• **Action item**
Word for word, restate every entry that follows.

+ + + +

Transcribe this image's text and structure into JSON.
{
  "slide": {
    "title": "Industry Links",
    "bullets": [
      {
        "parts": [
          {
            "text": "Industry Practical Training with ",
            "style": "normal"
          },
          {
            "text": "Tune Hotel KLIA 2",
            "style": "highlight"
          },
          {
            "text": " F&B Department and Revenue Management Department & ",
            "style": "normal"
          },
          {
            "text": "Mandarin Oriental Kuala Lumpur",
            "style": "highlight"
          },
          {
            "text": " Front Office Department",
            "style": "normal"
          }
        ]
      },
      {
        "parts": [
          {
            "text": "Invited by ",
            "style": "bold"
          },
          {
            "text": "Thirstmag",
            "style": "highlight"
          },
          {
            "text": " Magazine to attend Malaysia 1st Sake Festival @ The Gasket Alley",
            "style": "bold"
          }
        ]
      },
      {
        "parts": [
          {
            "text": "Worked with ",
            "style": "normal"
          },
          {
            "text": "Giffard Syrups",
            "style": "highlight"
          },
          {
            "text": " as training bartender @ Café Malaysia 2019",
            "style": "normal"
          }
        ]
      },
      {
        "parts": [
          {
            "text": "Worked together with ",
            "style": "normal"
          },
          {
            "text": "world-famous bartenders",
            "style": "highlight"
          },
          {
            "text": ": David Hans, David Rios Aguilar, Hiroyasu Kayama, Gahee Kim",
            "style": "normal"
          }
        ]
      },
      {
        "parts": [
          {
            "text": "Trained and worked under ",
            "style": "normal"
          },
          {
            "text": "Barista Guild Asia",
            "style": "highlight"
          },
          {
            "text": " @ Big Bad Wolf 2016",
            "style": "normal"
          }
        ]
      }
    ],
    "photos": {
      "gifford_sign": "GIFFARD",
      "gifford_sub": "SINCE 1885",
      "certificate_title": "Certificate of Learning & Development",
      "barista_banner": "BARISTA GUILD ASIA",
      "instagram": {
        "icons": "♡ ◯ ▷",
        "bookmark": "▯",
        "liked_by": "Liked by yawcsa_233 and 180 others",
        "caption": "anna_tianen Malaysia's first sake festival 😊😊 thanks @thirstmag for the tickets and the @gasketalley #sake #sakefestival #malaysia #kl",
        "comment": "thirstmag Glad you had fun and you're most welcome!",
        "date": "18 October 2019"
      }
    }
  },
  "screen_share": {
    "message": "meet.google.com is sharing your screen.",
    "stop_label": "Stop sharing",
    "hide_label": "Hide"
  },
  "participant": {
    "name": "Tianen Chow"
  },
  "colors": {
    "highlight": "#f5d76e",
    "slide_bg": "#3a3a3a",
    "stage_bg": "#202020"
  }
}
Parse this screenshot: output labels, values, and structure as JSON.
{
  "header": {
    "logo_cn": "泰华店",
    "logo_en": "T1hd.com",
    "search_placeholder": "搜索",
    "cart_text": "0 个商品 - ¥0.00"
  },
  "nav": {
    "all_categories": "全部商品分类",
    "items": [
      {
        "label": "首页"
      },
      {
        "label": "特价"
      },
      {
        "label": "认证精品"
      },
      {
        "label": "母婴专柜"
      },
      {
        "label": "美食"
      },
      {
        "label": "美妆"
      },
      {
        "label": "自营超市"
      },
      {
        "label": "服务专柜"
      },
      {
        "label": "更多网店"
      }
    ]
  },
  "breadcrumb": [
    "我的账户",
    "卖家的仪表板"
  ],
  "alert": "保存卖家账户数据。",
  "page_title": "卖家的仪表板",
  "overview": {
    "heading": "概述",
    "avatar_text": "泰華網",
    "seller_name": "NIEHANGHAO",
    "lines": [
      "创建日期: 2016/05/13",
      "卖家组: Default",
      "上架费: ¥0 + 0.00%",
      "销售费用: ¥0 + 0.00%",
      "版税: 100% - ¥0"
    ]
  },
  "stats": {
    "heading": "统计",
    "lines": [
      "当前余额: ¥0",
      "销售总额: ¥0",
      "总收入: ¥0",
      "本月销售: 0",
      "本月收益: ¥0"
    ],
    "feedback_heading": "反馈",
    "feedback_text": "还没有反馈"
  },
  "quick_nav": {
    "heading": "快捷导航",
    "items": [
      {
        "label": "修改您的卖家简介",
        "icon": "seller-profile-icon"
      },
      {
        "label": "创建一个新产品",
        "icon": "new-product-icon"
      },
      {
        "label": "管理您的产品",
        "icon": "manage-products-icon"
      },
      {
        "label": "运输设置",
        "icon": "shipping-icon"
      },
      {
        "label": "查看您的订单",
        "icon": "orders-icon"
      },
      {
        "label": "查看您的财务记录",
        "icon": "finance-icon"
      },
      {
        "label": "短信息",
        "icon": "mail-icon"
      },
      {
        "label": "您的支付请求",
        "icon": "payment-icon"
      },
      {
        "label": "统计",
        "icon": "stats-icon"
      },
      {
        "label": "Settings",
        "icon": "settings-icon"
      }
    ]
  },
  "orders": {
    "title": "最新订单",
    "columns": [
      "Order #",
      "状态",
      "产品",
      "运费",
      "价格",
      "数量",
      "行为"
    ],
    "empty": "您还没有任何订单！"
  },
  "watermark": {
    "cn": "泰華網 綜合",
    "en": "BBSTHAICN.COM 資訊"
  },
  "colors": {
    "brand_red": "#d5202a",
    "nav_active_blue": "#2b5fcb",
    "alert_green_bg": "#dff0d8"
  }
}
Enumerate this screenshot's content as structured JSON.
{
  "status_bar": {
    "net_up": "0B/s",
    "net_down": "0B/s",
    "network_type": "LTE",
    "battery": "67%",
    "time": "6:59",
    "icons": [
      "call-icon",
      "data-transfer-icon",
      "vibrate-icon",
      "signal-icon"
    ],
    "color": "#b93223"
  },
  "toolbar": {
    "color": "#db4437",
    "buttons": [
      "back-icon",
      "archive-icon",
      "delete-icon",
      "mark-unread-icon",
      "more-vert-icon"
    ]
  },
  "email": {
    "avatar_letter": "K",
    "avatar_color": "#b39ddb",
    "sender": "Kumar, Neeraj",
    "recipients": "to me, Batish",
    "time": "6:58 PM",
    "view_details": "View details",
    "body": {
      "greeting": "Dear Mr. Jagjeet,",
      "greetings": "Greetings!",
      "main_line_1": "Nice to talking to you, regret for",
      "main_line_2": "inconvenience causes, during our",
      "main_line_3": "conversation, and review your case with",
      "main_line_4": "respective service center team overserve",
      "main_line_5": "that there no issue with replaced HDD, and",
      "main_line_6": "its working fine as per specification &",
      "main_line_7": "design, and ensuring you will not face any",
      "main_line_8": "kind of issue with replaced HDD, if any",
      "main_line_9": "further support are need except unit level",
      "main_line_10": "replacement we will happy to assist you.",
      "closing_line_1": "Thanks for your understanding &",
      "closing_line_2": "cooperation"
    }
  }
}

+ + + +

• **Answer section**
Transcribe this image's text and structure into JSON.
{
  "slide": {
    "title": "Industry Links",
    "bullets": [
      {
        "parts": [
          {
            "text": "Industry Practical Training with ",
            "style": "normal"
          },
          {
            "text": "Tune Hotel KLIA 2",
            "style": "highlight"
          },
          {
            "text": " F&B Department and Revenue Management Department & ",
            "style": "normal"
          },
          {
            "text": "Mandarin Oriental Kuala Lumpur",
            "style": "highlight"
          },
          {
            "text": " Front Office Department",
            "style": "normal"
          }
        ]
      },
      {
        "parts": [
          {
            "text": "Invited by ",
            "style": "bold"
          },
          {
            "text": "Thirstmag",
            "style": "highlight"
          },
          {
            "text": " Magazine to attend Malaysia 1st Sake Festival @ The Gasket Alley",
            "style": "bold"
          }
        ]
      },
      {
        "parts": [
          {
            "text": "Worked with ",
            "style": "normal"
          },
          {
            "text": "Giffard Syrups",
            "style": "highlight"
          },
          {
            "text": " as training bartender @ Café Malaysia 2019",
            "style": "normal"
          }
        ]
      },
      {
        "parts": [
          {
            "text": "Worked together with ",
            "style": "normal"
          },
          {
            "text": "world-famous bartenders",
            "style": "highlight"
          },
          {
            "text": ": David Hans, David Rios Aguilar, Hiroyasu Kayama, Gahee Kim",
            "style": "normal"
          }
        ]
      },
      {
        "parts": [
          {
            "text": "Trained and worked under ",
            "style": "normal"
          },
          {
            "text": "Barista Guild Asia",
            "style": "highlight"
          },
          {
            "text": " @ Big Bad Wolf 2016",
            "style": "normal"
          }
        ]
      }
    ],
    "photos": {
      "gifford_sign": "GIFFARD",
      "gifford_sub": "SINCE 1885",
      "certificate_title": "Certificate of Learning & Development",
      "barista_banner": "BARISTA GUILD ASIA",
      "instagram": {
        "icons": "♡ ◯ ▷",
        "bookmark": "▯",
        "liked_by": "Liked by yawcsa_233 and 180 others",
        "caption": "anna_tianen Malaysia's first sake festival 😊😊 thanks @thirstmag for the tickets and the @gasketalley #sake #sakefestival #malaysia #kl",
        "comment": "thirstmag Glad you had fun and you're most welcome!",
        "date": "18 October 2019"
      }
    }
  },
  "screen_share": {
    "message": "meet.google.com is sharing your screen.",
    "stop_label": "Stop sharing",
    "hide_label": "Hide"
  },
  "participant": {
    "name": "Tianen Chow"
  },
  "colors": {
    "highlight": "#f5d76e",
    "slide_bg": "#3a3a3a",
    "stage_bg": "#202020"
  }
}
Parse this screenshot: output labels, values, and structure as JSON.
{
  "header": {
    "logo_cn": "泰华店",
    "logo_en": "T1hd.com",
    "search_placeholder": "搜索",
    "cart_text": "0 个商品 - ¥0.00"
  },
  "nav": {
    "all_categories": "全部商品分类",
    "items": [
      {
        "label": "首页"
      },
      {
        "label": "特价"
      },
      {
        "label": "认证精品"
      },
      {
        "label": "母婴专柜"
      },
      {
        "label": "美食"
      },
      {
        "label": "美妆"
      },
      {
        "label": "自营超市"
      },
      {
        "label": "服务专柜"
      },
      {
        "label": "更多网店"
      }
    ]
  },
  "breadcrumb": [
    "我的账户",
    "卖家的仪表板"
  ],
  "alert": "保存卖家账户数据。",
  "page_title": "卖家的仪表板",
  "overview": {
    "heading": "概述",
    "avatar_text": "泰華網",
    "seller_name": "NIEHANGHAO",
    "lines": [
      "创建日期: 2016/05/13",
      "卖家组: Default",
      "上架费: ¥0 + 0.00%",
      "销售费用: ¥0 + 0.00%",
      "版税: 100% - ¥0"
    ]
  },
  "stats": {
    "heading": "统计",
    "lines": [
      "当前余额: ¥0",
      "销售总额: ¥0",
      "总收入: ¥0",
      "本月销售: 0",
      "本月收益: ¥0"
    ],
    "feedback_heading": "反馈",
    "feedback_text": "还没有反馈"
  },
  "quick_nav": {
    "heading": "快捷导航",
    "items": [
      {
        "label": "修改您的卖家简介",
        "icon": "seller-profile-icon"
      },
      {
        "label": "创建一个新产品",
        "icon": "new-product-icon"
      },
      {
        "label": "管理您的产品",
        "icon": "manage-products-icon"
      },
      {
        "label": "运输设置",
        "icon": "shipping-icon"
      },
      {
        "label": "查看您的订单",
        "icon": "orders-icon"
      },
      {
        "label": "查看您的财务记录",
        "icon": "finance-icon"
      },
      {
        "label": "短信息",
        "icon": "mail-icon"
      },
      {
        "label": "您的支付请求",
        "icon": "payment-icon"
      },
      {
        "label": "统计",
        "icon": "stats-icon"
      },
      {
        "label": "Settings",
        "icon": "settings-icon"
      }
    ]
  },
  "orders": {
    "title": "最新订单",
    "columns": [
      "Order #",
      "状态",
      "产品",
      "运费",
      "价格",
      "数量",
      "行为"
    ],
    "empty": "您还没有任何订单！"
  },
  "watermark": {
    "cn": "泰華網 綜合",
    "en": "BBSTHAICN.COM 資訊"
  },
  "colors": {
    "brand_red": "#d5202a",
    "nav_active_blue": "#2b5fcb",
    "alert_green_bg": "#dff0d8"
  }
}
Enumerate this screenshot's content as structured JSON.
{
  "status_bar": {
    "net_up": "0B/s",
    "net_down": "0B/s",
    "network_type": "LTE",
    "battery": "67%",
    "time": "6:59",
    "icons": [
      "call-icon",
      "data-transfer-icon",
      "vibrate-icon",
      "signal-icon"
    ],
    "color": "#b93223"
  },
  "toolbar": {
    "color": "#db4437",
    "buttons": [
      "back-icon",
      "archive-icon",
      "delete-icon",
      "mark-unread-icon",
      "more-vert-icon"
    ]
  },
  "email": {
    "avatar_letter": "K",
    "avatar_color": "#b39ddb",
    "sender": "Kumar, Neeraj",
    "recipients": "to me, Batish",
    "time": "6:58 PM",
    "view_details": "View details",
    "body": {
      "greeting": "Dear Mr. Jagjeet,",
      "greetings": "Greetings!",
      "main_line_1": "Nice to talking to you, regret for",
      "main_line_2": "inconvenience causes, during our",
      "main_line_3": "conversation, and review your case with",
      "main_line_4": "respective service center team overserve",
      "main_line_5": "that there no issue with replaced HDD, and",
      "main_line_6": "its working fine as per specification &",
      "main_line_7": "design, and ensuring you will not face any",
      "main_line_8": "kind of issue with replaced HDD, if any",
      "main_line_9": "further support are need except unit level",
      "main_line_10": "replacement we will happy to assist you.",
      "closing_line_1": "Thanks for your understanding &",
      "closing_line_2": "cooperation"
    }
  }
}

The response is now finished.